He said that he asked the universities and other tax-exempt nonprofits to pay $5 million annually to the city, and that in lieu of the tax he would find the other $10 million by dipping into reserves, cutting services and getting Harrisburg to increase the commuter tax rate.
Mr. Ravenstahl said the city currently forgoes about $50 million in real estate taxes from nonprofit institutions.
he universities rejected his request last week.
In a four-page letter, the Pittsburgh Council on Higher Education said it refused to consider payments as long as the mayor continued the threat of a tax that it called divisive, illegal and unenforceable.
The council added that the city’s colleges and universities pay $23 million annually in taxes to the city for payroll, parking, business privileges and any real estate not directly related to their educational missions.
Politically, Mr. Ravenstahl risks few votes in leaning on universities for revenue because college students rarely vote in local elections. And many of the constituencies that supported Mr. Ravenstahl’s re-election in November have been vocally supportive of his tax plan.
“This is a turning point for us,” said Joe King, president of the Pittsburgh firefighters’ union. He said that after Miami-Dade County in Florida, Allegheny County has the second largest number of seniors of any county in the United States and that in his union alone he has 900 retirees and 450 surviving spouses whose pensions need to be financed.
“Without the tax, the fate of those pensions could be in trouble,” he said. “We are not asking young people to carry more than their due. We’re just asking them to pay for what they use.”
But students say they already do.
“We have jobs in Pittsburgh so we pay taxes on that income, we rent apartments so we pay taxes on that, we have cars here, which provide parking taxes,” said David Gau, an undergraduate at the University of Pittsburgh, adding that he resented the portrayal of students as freeloaders. “We go to a variety of events like symphony, sports games, plays, concerts, and there are amusement taxes on those that produce even more revenue from us.”
“Why try to divert new people from coming here with a college tax?” added Mr. Gau, 21, who is from Kennett Square, Pa. “It’s the furthest thing from fair.”
Chad Ellis, 28, a graduate student in chemistry at Carnegie Mellon University and a Pittsburgh homeowner, agreed.

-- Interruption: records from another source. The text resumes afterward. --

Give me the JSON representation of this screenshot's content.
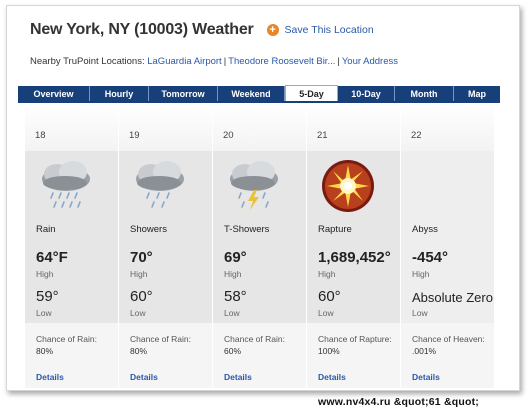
{
  "page": {
    "title": "New York, NY (10003) Weather",
    "save_label": "Save This Location"
  },
  "nearby": {
    "prefix": "Nearby TruPoint Locations:",
    "links": [
      "LaGuardia Airport",
      "Theodore Roosevelt Bir...",
      "Your Address"
    ]
  },
  "tabs": [
    {
      "label": "Overview",
      "active": false
    },
    {
      "label": "Hourly",
      "active": false
    },
    {
      "label": "Tomorrow",
      "active": false
    },
    {
      "label": "Weekend",
      "active": false
    },
    {
      "label": "5-Day",
      "active": true
    },
    {
      "label": "10-Day",
      "active": false
    },
    {
      "label": "Month",
      "active": false
    },
    {
      "label": "Map",
      "active": false
    }
  ],
  "days": [
    {
      "date": "18",
      "icon": "rain-cloud-icon",
      "condition": "Rain",
      "high": "64°F",
      "high_label": "High",
      "low": "59°",
      "low_label": "Low",
      "chance_label": "Chance of Rain:",
      "chance": "80%",
      "details": "Details"
    },
    {
      "date": "19",
      "icon": "showers-cloud-icon",
      "condition": "Showers",
      "high": "70°",
      "high_label": "High",
      "low": "60°",
      "low_label": "Low",
      "chance_label": "Chance of Rain:",
      "chance": "80%",
      "details": "Details"
    },
    {
      "date": "20",
      "icon": "thunder-showers-cloud-icon",
      "condition": "T-Showers",
      "high": "69°",
      "high_label": "High",
      "low": "58°",
      "low_label": "Low",
      "chance_label": "Chance of Rain:",
      "chance": "60%",
      "details": "Details"
    },
    {
      "date": "21",
      "icon": "rapture-burst-icon",
      "condition": "Rapture",
      "high": "1,689,452°",
      "high_label": "High",
      "low": "60°",
      "low_label": "Low",
      "chance_label": "Chance of Rapture:",
      "chance": "100%",
      "details": "Details"
    },
    {
      "date": "22",
      "icon": "",
      "condition": "Abyss",
      "high": "-454°",
      "high_label": "High",
      "low": "Absolute Zero",
      "low_label": "Low",
      "chance_label": "Chance of Heaven:",
      "chance": ".001%",
      "details": "Details"
    }
  ],
  "watermark": "www.nv4x4.ru &quot;61 &quot;",
  "colors": {
    "tab_background": "#17407a",
    "link": "#2a58a8",
    "save_icon": "#e8862a",
    "panel": "#e6e6e6"
  }
}
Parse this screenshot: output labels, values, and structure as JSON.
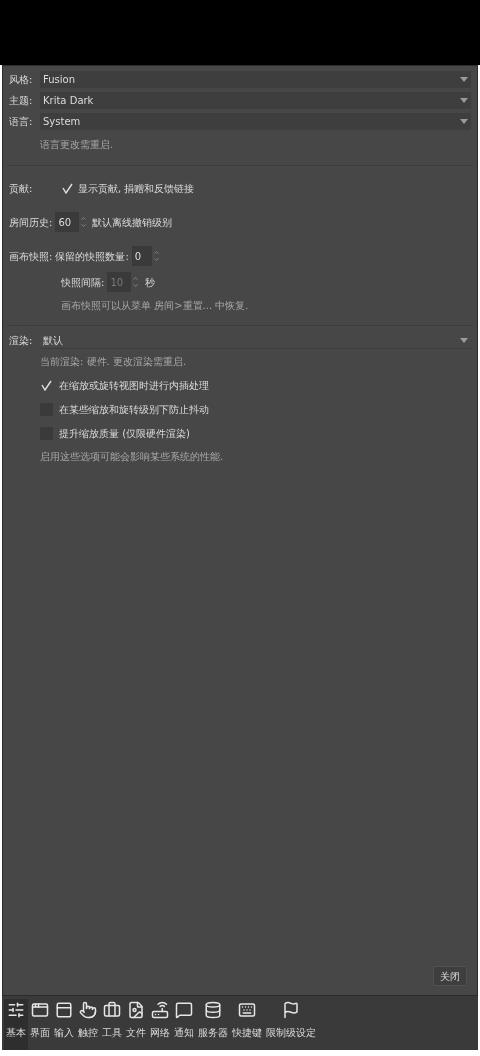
{
  "dropdowns": [
    {
      "label": "风格:",
      "value": "Fusion"
    },
    {
      "label": "主题:",
      "value": "Krita Dark"
    },
    {
      "label": "语言:",
      "value": "System"
    }
  ],
  "language_note": "语言更改需重启.",
  "contribution": {
    "label": "贡献:",
    "checkbox": {
      "label": "显示贡献, 捐赠和反馈链接",
      "checked": true
    }
  },
  "room_history": {
    "label": "房间历史:",
    "value": "60",
    "suffix": "默认离线撤销级别"
  },
  "canvas_snapshots": {
    "label": "画布快照:",
    "count_label": "保留的快照数量:",
    "count_value": "0",
    "interval_label": "快照间隔:",
    "interval_value": "10",
    "interval_disabled": true,
    "interval_unit": "秒",
    "note": "画布快照可以从菜单 房间>重置... 中恢复."
  },
  "rendering": {
    "label": "渲染:",
    "value": "默认",
    "note": "当前渲染: 硬件. 更改渲染需重启.",
    "options": [
      {
        "label": "在缩放或旋转视图时进行内插处理",
        "checked": true
      },
      {
        "label": "在某些缩放和旋转级别下防止抖动",
        "checked": false
      },
      {
        "label": "提升缩放质量 (仅限硬件渲染)",
        "checked": false
      }
    ],
    "footnote": "启用这些选项可能会影响某些系统的性能."
  },
  "close_button": "关闭",
  "tabs": [
    {
      "label": "基本",
      "selected": true
    },
    {
      "label": "界面",
      "selected": false
    },
    {
      "label": "输入",
      "selected": false
    },
    {
      "label": "触控",
      "selected": false
    },
    {
      "label": "工具",
      "selected": false
    },
    {
      "label": "文件",
      "selected": false
    },
    {
      "label": "网络",
      "selected": false
    },
    {
      "label": "通知",
      "selected": false
    },
    {
      "label": "服务器",
      "selected": false
    },
    {
      "label": "快捷键",
      "selected": false
    },
    {
      "label": "限制级设定",
      "selected": false
    }
  ]
}
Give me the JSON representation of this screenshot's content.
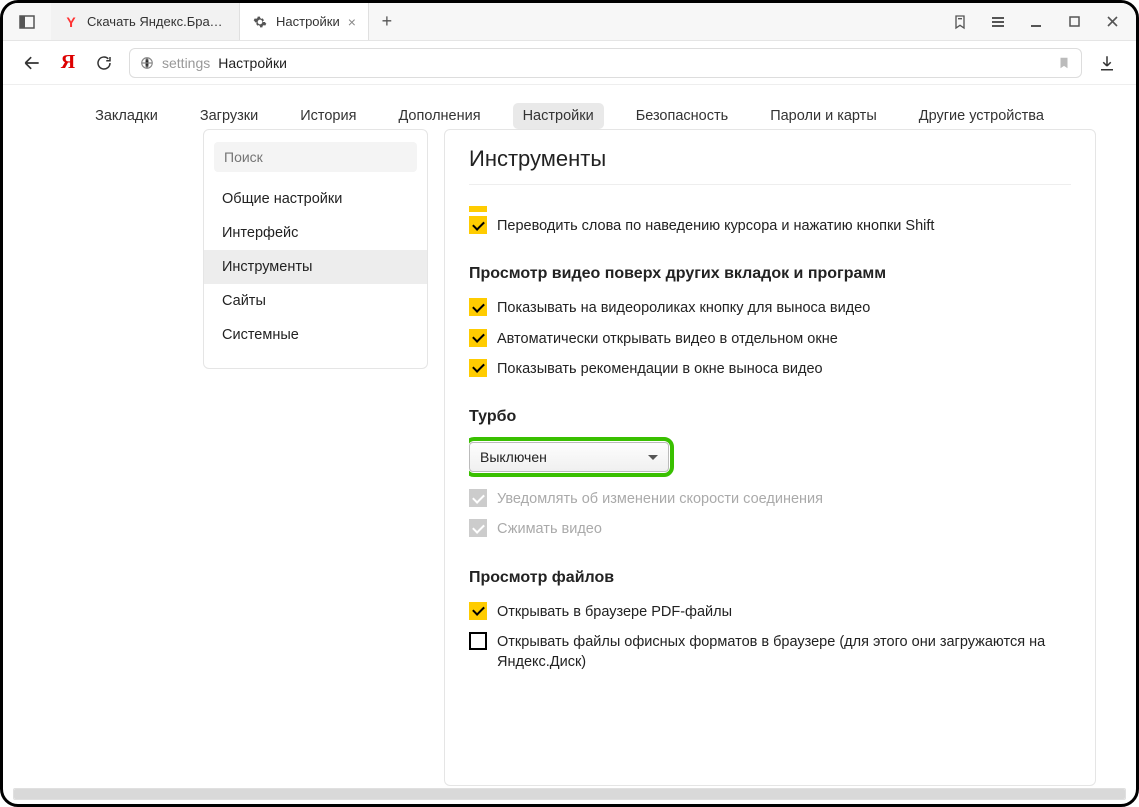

“Holding students hostage in negotiations with nonprofits to come up with money to pay for bloated city pension plans is divisive,” he said.